→ WORK REQUEST: In full and without alteration, write out the records.

─── SUPPLIED DATA

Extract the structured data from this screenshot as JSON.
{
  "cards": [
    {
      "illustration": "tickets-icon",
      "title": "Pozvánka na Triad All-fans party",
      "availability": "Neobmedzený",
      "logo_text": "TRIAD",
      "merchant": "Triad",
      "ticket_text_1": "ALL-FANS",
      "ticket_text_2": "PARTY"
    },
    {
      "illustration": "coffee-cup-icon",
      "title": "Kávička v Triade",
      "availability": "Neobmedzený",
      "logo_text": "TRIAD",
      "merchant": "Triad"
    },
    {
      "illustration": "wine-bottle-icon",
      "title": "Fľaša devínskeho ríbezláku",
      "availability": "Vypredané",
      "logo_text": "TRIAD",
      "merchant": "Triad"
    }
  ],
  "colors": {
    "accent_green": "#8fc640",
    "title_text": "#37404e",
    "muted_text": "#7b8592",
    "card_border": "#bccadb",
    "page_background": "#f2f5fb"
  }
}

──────

→ SOLUTION:
Extract the structured data from this screenshot as JSON.
{
  "cards": [
    {
      "illustration": "tickets-icon",
      "title": "Pozvánka na Triad All-fans party",
      "availability": "Neobmedzený",
      "logo_text": "TRIAD",
      "merchant": "Triad",
      "ticket_text_1": "ALL-FANS",
      "ticket_text_2": "PARTY"
    },
    {
      "illustration": "coffee-cup-icon",
      "title": "Kávička v Triade",
      "availability": "Neobmedzený",
      "logo_text": "TRIAD",
      "merchant": "Triad"
    },
    {
      "illustration": "wine-bottle-icon",
      "title": "Fľaša devínskeho ríbezláku",
      "availability": "Vypredané",
      "logo_text": "TRIAD",
      "merchant": "Triad"
    }
  ],
  "colors": {
    "accent_green": "#8fc640",
    "title_text": "#37404e",
    "muted_text": "#7b8592",
    "card_border": "#bccadb",
    "page_background": "#f2f5fb"
  }
}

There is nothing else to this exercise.